As you can imagine, we have a significant backlog of surgeries and wellness/vaccine exams to catch up on and we will be working hard over the next several weeks to do just that. We want to thank everyone in advance for your patience while we work through this. Although restrictions have been lifted, our health and safety protocols have not. It is important we continue to follow the guidelines set out by Worksafe BC and social distance our large team as much as possible. This means although we can offer these elective services, we are doing much fewer during the day then we were pre-COVID.
2. SAFETY MEASURES TO KEEP EVERYONE SAFE
We are very excited to welcome you back into our lobby! We have put some important safety measures in place to help keep our clients and our team safe.
We will continue to offer curbside service for any client who requests it.
Masks or face coverings are required to enter our hospital. If you do not have a mask, we can supply one for you. If you are unable to wear a face mask or face covering, we can still offer your pet the same great care and attention through our curbside service.

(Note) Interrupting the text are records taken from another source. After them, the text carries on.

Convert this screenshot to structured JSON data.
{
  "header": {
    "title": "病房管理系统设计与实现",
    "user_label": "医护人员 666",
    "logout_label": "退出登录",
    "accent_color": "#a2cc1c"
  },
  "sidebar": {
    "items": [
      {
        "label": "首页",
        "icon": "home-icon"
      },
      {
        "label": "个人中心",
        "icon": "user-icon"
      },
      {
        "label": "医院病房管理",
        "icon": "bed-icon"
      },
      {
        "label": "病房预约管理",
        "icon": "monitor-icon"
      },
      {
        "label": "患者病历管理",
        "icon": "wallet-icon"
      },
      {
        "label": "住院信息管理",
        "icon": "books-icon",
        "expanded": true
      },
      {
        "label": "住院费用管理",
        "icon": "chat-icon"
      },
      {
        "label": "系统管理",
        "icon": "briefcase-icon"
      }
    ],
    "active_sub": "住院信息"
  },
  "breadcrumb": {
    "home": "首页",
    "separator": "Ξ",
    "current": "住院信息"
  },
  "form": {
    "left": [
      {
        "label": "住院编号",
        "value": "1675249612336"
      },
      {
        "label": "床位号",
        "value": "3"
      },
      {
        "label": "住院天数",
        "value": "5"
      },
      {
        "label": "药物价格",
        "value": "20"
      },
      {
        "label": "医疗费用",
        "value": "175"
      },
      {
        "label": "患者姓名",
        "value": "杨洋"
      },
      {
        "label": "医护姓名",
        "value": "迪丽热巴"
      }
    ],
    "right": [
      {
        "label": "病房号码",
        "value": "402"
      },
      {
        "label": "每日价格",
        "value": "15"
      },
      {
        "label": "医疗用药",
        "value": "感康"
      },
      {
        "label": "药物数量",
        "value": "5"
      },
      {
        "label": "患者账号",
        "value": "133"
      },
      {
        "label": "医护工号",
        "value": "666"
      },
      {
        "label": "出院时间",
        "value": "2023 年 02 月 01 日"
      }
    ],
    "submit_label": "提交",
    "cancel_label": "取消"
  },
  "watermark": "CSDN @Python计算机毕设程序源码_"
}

To comply with social distancing, we ask that only one "pet parent" enter the hospital during their appointment. You will be asked to sanitize your hands as well as a few screening questions prior to entry.

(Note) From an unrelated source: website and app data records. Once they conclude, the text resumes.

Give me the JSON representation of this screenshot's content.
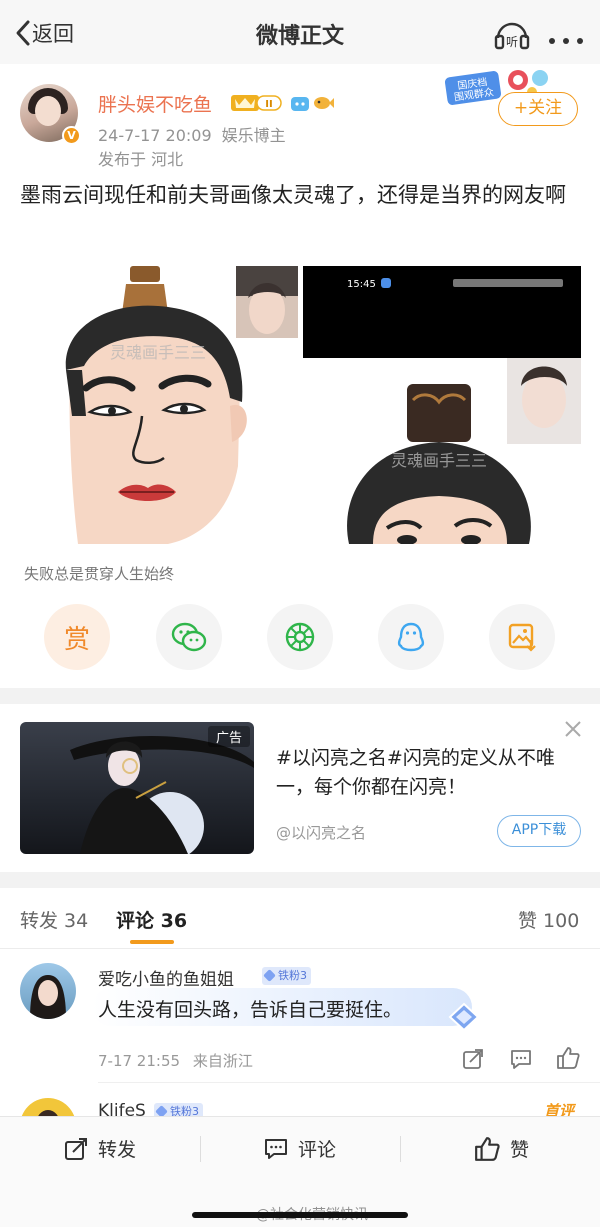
{
  "nav": {
    "back_label": "返回",
    "title": "微博正文",
    "listen_label": "听"
  },
  "author": {
    "name": "胖头娱不吃鱼",
    "level_badge": "II",
    "verified_mark": "V",
    "date": "24-7-17 20:09",
    "role": "娱乐博主",
    "location": "发布于 河北",
    "follow_label": "+关注",
    "event_badge": "国庆档 围观群众"
  },
  "post": {
    "text": "墨雨云间现任和前夫哥画像太灵魂了，还得是当界的网友啊",
    "image1_watermark": "灵魂画手三三",
    "image2_watermark": "灵魂画手三三",
    "image2_status_time": "15:45",
    "image_caption": "失败总是贯穿人生始终"
  },
  "share": {
    "reward_label": "赏",
    "items": [
      "reward",
      "wechat",
      "moments",
      "qq",
      "save-image"
    ]
  },
  "ad": {
    "label": "广告",
    "text": "#以闪亮之名#闪亮的定义从不唯一，每个你都在闪亮！",
    "source": "@以闪亮之名",
    "button": "APP下载"
  },
  "tabs": {
    "repost": "转发 34",
    "comment": "评论 36",
    "like": "赞 100"
  },
  "comments": [
    {
      "name": "爱吃小鱼的鱼姐姐",
      "badge": "铁粉3",
      "text": "人生没有回头路，告诉自己要挺住。",
      "time": "7-17 21:55",
      "location": "来自浙江"
    },
    {
      "name": "KlifeS",
      "badge": "铁粉3",
      "hot": "首评"
    }
  ],
  "bottombar": {
    "repost": "转发",
    "comment": "评论",
    "like": "赞"
  },
  "watermark": "@社会化营销快讯",
  "colors": {
    "accent_orange": "#f29a1c",
    "author_name": "#eb7350",
    "meta_gray": "#939393",
    "link_blue": "#3b8fd8"
  }
}
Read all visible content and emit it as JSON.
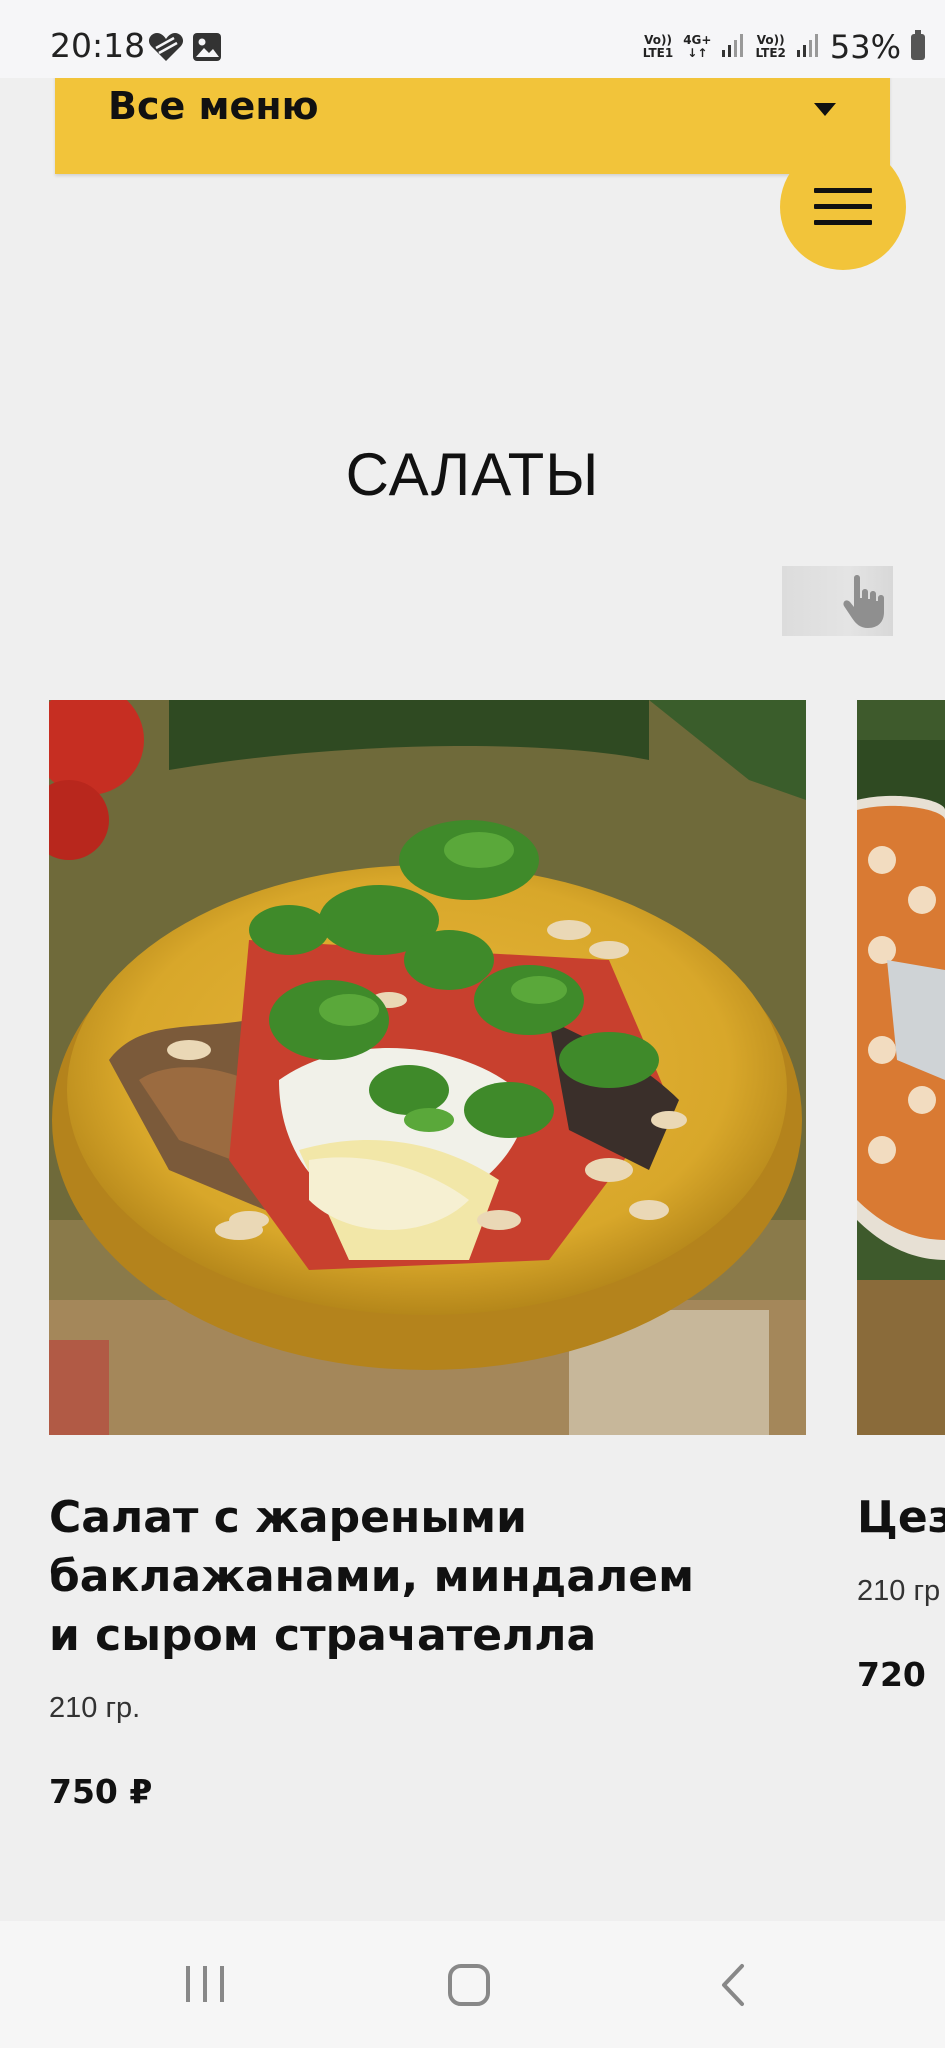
{
  "status_bar": {
    "time": "20:18",
    "left_icons": [
      "heart-badge-icon",
      "gallery-icon"
    ],
    "sim1": {
      "top": "Vo))",
      "bottom": "LTE1"
    },
    "net": {
      "top": "4G+",
      "bottom": "↓↑"
    },
    "sim2": {
      "top": "Vo))",
      "bottom": "LTE2"
    },
    "battery": "53%"
  },
  "menu": {
    "dropdown_label": "Все меню",
    "caret_icon": "caret-down-icon",
    "hamburger_icon": "hamburger-menu-icon",
    "accent_color": "#f2c43a"
  },
  "section": {
    "title": "САЛАТЫ",
    "swipe_hint_icon": "swipe-hand-icon"
  },
  "products": [
    {
      "name_lines": [
        "Салат с жареными",
        "баклажанами, миндалем",
        "и сыром страчателла"
      ],
      "weight": "210 гр.",
      "price": "750 ₽"
    },
    {
      "name_lines": [
        "Цез"
      ],
      "weight": "210 гр",
      "price": "720"
    }
  ],
  "nav": {
    "recents_icon": "recent-apps-icon",
    "home_icon": "home-icon",
    "back_icon": "back-icon"
  }
}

We are able to accommodate one client at a time in our retail/prescription pick up area. We kindly ask that you wait outside in our designated, covered waiting area until it is safe to enter. Thank you for your patience while you wait at a safe distance. Don't worry; we will be there to assist you and get you what you need!
Continue the use of credit cards as the preferred payment method.
Continue with curbside pickup of food and medication (unless you have used our online store and are having your order delivered directly to your home). To place an order through our online store, visit our website and click on "Online Store”.
3. ONLINE ORDERS
The use of our online store for easy ordering, payment and delivery of our pet's food, flea and tick medications. Orders over $100 can be delivered to your home for free! CLICK HERE
4. OPERATING HOURS
During the first 8 weeks of COVID, we were operating as a 24-hour facility to better serve our community and to maintain social distancing within our team. However, as the COVID-19 situation changes, so do we!
Our team of doctors felt it was important to get back to performing your pet's much needed regular services. In order to do so safely, we had to once again change the way we do business.
We are OPEN with the following hours:
Monday - Friday: 8:00 am - 8:00 pm
Saturday & Sunday: 8:00 am - 5:00 pm
Thank you for your patience and understanding, and we look forward to seeing you and your furry family members again!
- Your dedicated team at Van Isle Veterinary Hospital